Component data from apps and pages:
┄┄┄┄┄┄
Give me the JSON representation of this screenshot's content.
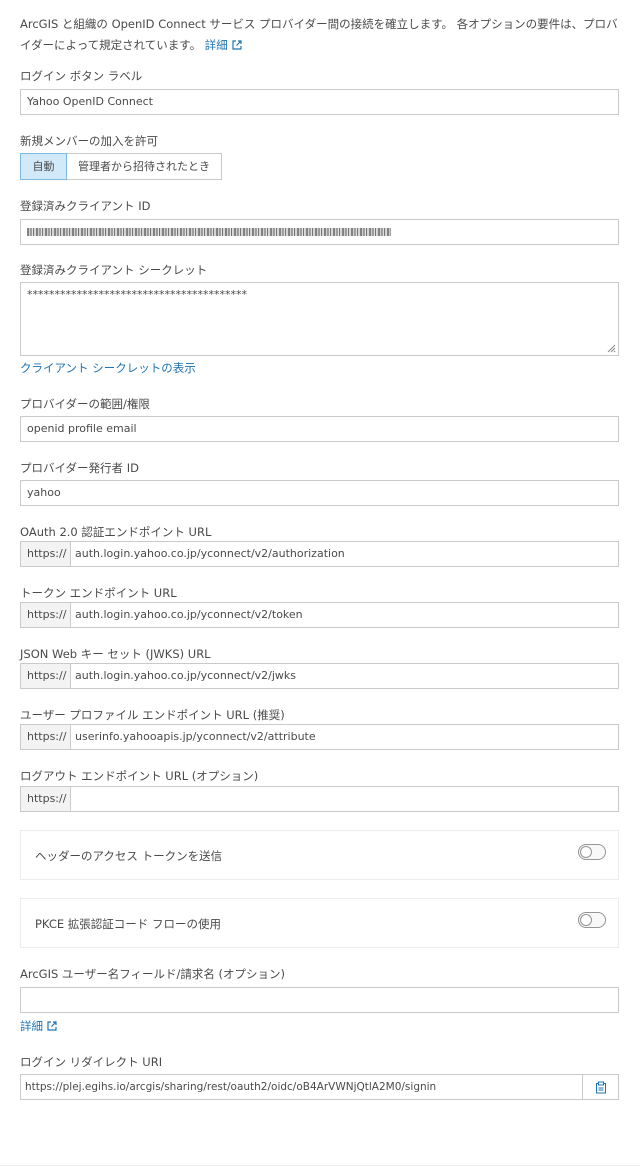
{
  "intro": {
    "text": "ArcGIS と組織の OpenID Connect サービス プロバイダー間の接続を確立します。 各オプションの要件は、プロバイダーによって規定されています。",
    "link_label": "詳細"
  },
  "login_button": {
    "label": "ログイン ボタン ラベル",
    "value": "Yahoo OpenID Connect"
  },
  "new_members": {
    "label": "新規メンバーの加入を許可",
    "options": [
      "自動",
      "管理者から招待されたとき"
    ],
    "selected": "自動"
  },
  "client_id": {
    "label": "登録済みクライアント ID"
  },
  "client_secret": {
    "label": "登録済みクライアント シークレット",
    "value": "****************************************",
    "show_link": "クライアント シークレットの表示"
  },
  "scope": {
    "label": "プロバイダーの範囲/権限",
    "value": "openid profile email"
  },
  "issuer": {
    "label": "プロバイダー発行者 ID",
    "value": "yahoo"
  },
  "oauth_url": {
    "label": "OAuth 2.0 認証エンドポイント URL",
    "prefix": "https://",
    "value": "auth.login.yahoo.co.jp/yconnect/v2/authorization"
  },
  "token_url": {
    "label": "トークン エンドポイント URL",
    "prefix": "https://",
    "value": "auth.login.yahoo.co.jp/yconnect/v2/token"
  },
  "jwks_url": {
    "label": "JSON Web キー セット (JWKS) URL",
    "prefix": "https://",
    "value": "auth.login.yahoo.co.jp/yconnect/v2/jwks"
  },
  "userinfo_url": {
    "label": "ユーザー プロファイル エンドポイント URL (推奨)",
    "prefix": "https://",
    "value": "userinfo.yahooapis.jp/yconnect/v2/attribute"
  },
  "logout_url": {
    "label": "ログアウト エンドポイント URL (オプション)",
    "prefix": "https://",
    "value": ""
  },
  "toggles": [
    {
      "label": "ヘッダーのアクセス トークンを送信",
      "on": false
    },
    {
      "label": "PKCE 拡張認証コード フローの使用",
      "on": false
    }
  ],
  "username_claim": {
    "label": "ArcGIS ユーザー名フィールド/請求名 (オプション)",
    "value": "",
    "link_label": "詳細"
  },
  "redirect_uri": {
    "label": "ログイン リダイレクト URI",
    "value": "https://plej.egihs.io/arcgis/sharing/rest/oauth2/oidc/oB4ArVWNjQtlA2M0/signin"
  },
  "colors": {
    "link": "#1e74b0",
    "active_segment": "#d2e9f9",
    "border": "#cacaca",
    "prefix_bg": "#f3f3f3"
  },
  "icons": {
    "external": "external-link-icon",
    "copy": "copy-icon",
    "resize": "resize-handle-icon"
  }
}
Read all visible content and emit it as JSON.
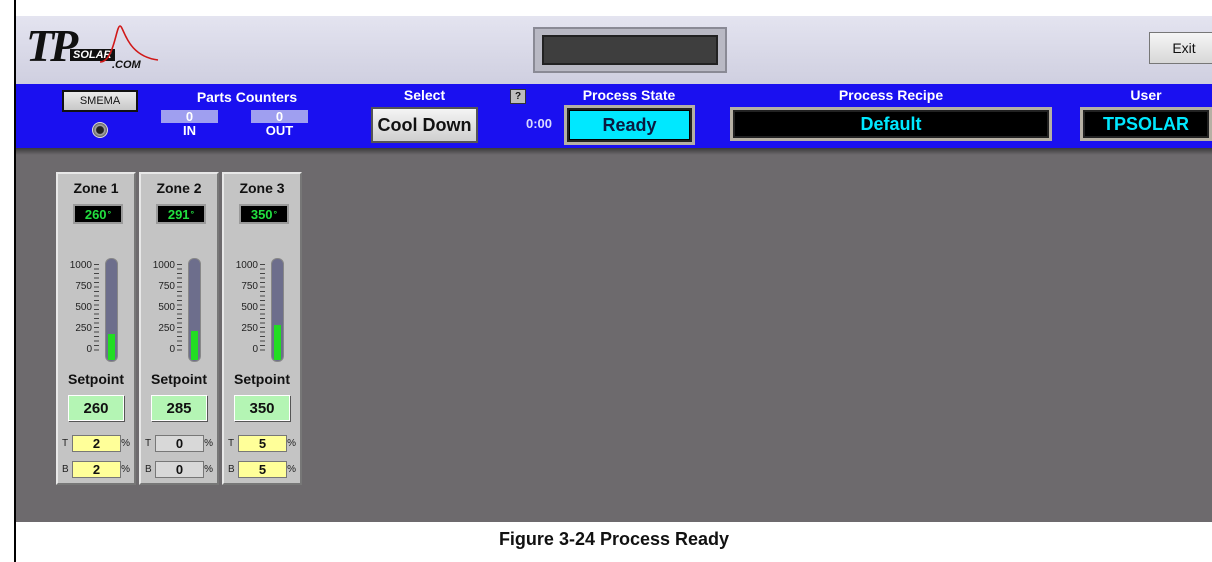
{
  "header": {
    "logo": {
      "tp": "TP",
      "solar": "SOLAR",
      "com": ".COM"
    },
    "exit_label": "Exit"
  },
  "toolbar": {
    "smema_label": "SMEMA",
    "parts_counters_title": "Parts Counters",
    "counter_in": {
      "value": "0",
      "label": "IN"
    },
    "counter_out": {
      "value": "0",
      "label": "OUT"
    },
    "select_title": "Select",
    "cool_down_label": "Cool Down",
    "help_label": "?",
    "timer": "0:00",
    "process_state_title": "Process State",
    "process_state_value": "Ready",
    "process_recipe_title": "Process Recipe",
    "process_recipe_value": "Default",
    "user_title": "User",
    "user_value": "TPSOLAR"
  },
  "zones": [
    {
      "title": "Zone 1",
      "temp": "260",
      "setpoint_label": "Setpoint",
      "setpoint": "260",
      "top_pct": "2",
      "bottom_pct": "2",
      "level_fraction": 0.26,
      "field_style": "yellow"
    },
    {
      "title": "Zone 2",
      "temp": "291",
      "setpoint_label": "Setpoint",
      "setpoint": "285",
      "top_pct": "0",
      "bottom_pct": "0",
      "level_fraction": 0.29,
      "field_style": "grey"
    },
    {
      "title": "Zone 3",
      "temp": "350",
      "setpoint_label": "Setpoint",
      "setpoint": "350",
      "top_pct": "5",
      "bottom_pct": "5",
      "level_fraction": 0.35,
      "field_style": "yellow"
    }
  ],
  "scale_ticks": [
    "1000",
    "750",
    "500",
    "250",
    "0"
  ],
  "tb_tags": {
    "top": "T",
    "bottom": "B",
    "unit": "%"
  },
  "caption": "Figure 3-24   Process Ready",
  "colors": {
    "toolbar_blue": "#1a10f0",
    "state_cyan": "#00e8ff",
    "temp_green": "#22e040",
    "setpoint_green": "#b4f5b4",
    "percent_yellow": "#ffff99"
  }
}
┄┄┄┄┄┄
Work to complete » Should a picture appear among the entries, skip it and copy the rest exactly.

Result of this task »
Give me the JSON representation of this screenshot's content.
{
  "intro": {
    "text": "ArcGIS と組織の OpenID Connect サービス プロバイダー間の接続を確立します。 各オプションの要件は、プロバイダーによって規定されています。",
    "link_label": "詳細"
  },
  "login_button": {
    "label": "ログイン ボタン ラベル",
    "value": "Yahoo OpenID Connect"
  },
  "new_members": {
    "label": "新規メンバーの加入を許可",
    "options": [
      "自動",
      "管理者から招待されたとき"
    ],
    "selected": "自動"
  },
  "client_id": {
    "label": "登録済みクライアント ID"
  },
  "client_secret": {
    "label": "登録済みクライアント シークレット",
    "value": "****************************************",
    "show_link": "クライアント シークレットの表示"
  },
  "scope": {
    "label": "プロバイダーの範囲/権限",
    "value": "openid profile email"
  },
  "issuer": {
    "label": "プロバイダー発行者 ID",
    "value": "yahoo"
  },
  "oauth_url": {
    "label": "OAuth 2.0 認証エンドポイント URL",
    "prefix": "https://",
    "value": "auth.login.yahoo.co.jp/yconnect/v2/authorization"
  },
  "token_url": {
    "label": "トークン エンドポイント URL",
    "prefix": "https://",
    "value": "auth.login.yahoo.co.jp/yconnect/v2/token"
  },
  "jwks_url": {
    "label": "JSON Web キー セット (JWKS) URL",
    "prefix": "https://",
    "value": "auth.login.yahoo.co.jp/yconnect/v2/jwks"
  },
  "userinfo_url": {
    "label": "ユーザー プロファイル エンドポイント URL (推奨)",
    "prefix": "https://",
    "value": "userinfo.yahooapis.jp/yconnect/v2/attribute"
  },
  "logout_url": {
    "label": "ログアウト エンドポイント URL (オプション)",
    "prefix": "https://",
    "value": ""
  },
  "toggles": [
    {
      "label": "ヘッダーのアクセス トークンを送信",
      "on": false
    },
    {
      "label": "PKCE 拡張認証コード フローの使用",
      "on": false
    }
  ],
  "username_claim": {
    "label": "ArcGIS ユーザー名フィールド/請求名 (オプション)",
    "value": "",
    "link_label": "詳細"
  },
  "redirect_uri": {
    "label": "ログイン リダイレクト URI",
    "value": "https://plej.egihs.io/arcgis/sharing/rest/oauth2/oidc/oB4ArVWNjQtlA2M0/signin"
  },
  "colors": {
    "link": "#1e74b0",
    "active_segment": "#d2e9f9",
    "border": "#cacaca",
    "prefix_bg": "#f3f3f3"
  },
  "icons": {
    "external": "external-link-icon",
    "copy": "copy-icon",
    "resize": "resize-handle-icon"
  }
}
Read all visible content and emit it as JSON.
{
  "header": {
    "logo": {
      "tp": "TP",
      "solar": "SOLAR",
      "com": ".COM"
    },
    "exit_label": "Exit"
  },
  "toolbar": {
    "smema_label": "SMEMA",
    "parts_counters_title": "Parts Counters",
    "counter_in": {
      "value": "0",
      "label": "IN"
    },
    "counter_out": {
      "value": "0",
      "label": "OUT"
    },
    "select_title": "Select",
    "cool_down_label": "Cool Down",
    "help_label": "?",
    "timer": "0:00",
    "process_state_title": "Process State",
    "process_state_value": "Ready",
    "process_recipe_title": "Process Recipe",
    "process_recipe_value": "Default",
    "user_title": "User",
    "user_value": "TPSOLAR"
  },
  "zones": [
    {
      "title": "Zone 1",
      "temp": "260",
      "setpoint_label": "Setpoint",
      "setpoint": "260",
      "top_pct": "2",
      "bottom_pct": "2",
      "level_fraction": 0.26,
      "field_style": "yellow"
    },
    {
      "title": "Zone 2",
      "temp": "291",
      "setpoint_label": "Setpoint",
      "setpoint": "285",
      "top_pct": "0",
      "bottom_pct": "0",
      "level_fraction": 0.29,
      "field_style": "grey"
    },
    {
      "title": "Zone 3",
      "temp": "350",
      "setpoint_label": "Setpoint",
      "setpoint": "350",
      "top_pct": "5",
      "bottom_pct": "5",
      "level_fraction": 0.35,
      "field_style": "yellow"
    }
  ],
  "scale_ticks": [
    "1000",
    "750",
    "500",
    "250",
    "0"
  ],
  "tb_tags": {
    "top": "T",
    "bottom": "B",
    "unit": "%"
  },
  "caption": "Figure 3-24   Process Ready",
  "colors": {
    "toolbar_blue": "#1a10f0",
    "state_cyan": "#00e8ff",
    "temp_green": "#22e040",
    "setpoint_green": "#b4f5b4",
    "percent_yellow": "#ffff99"
  }
}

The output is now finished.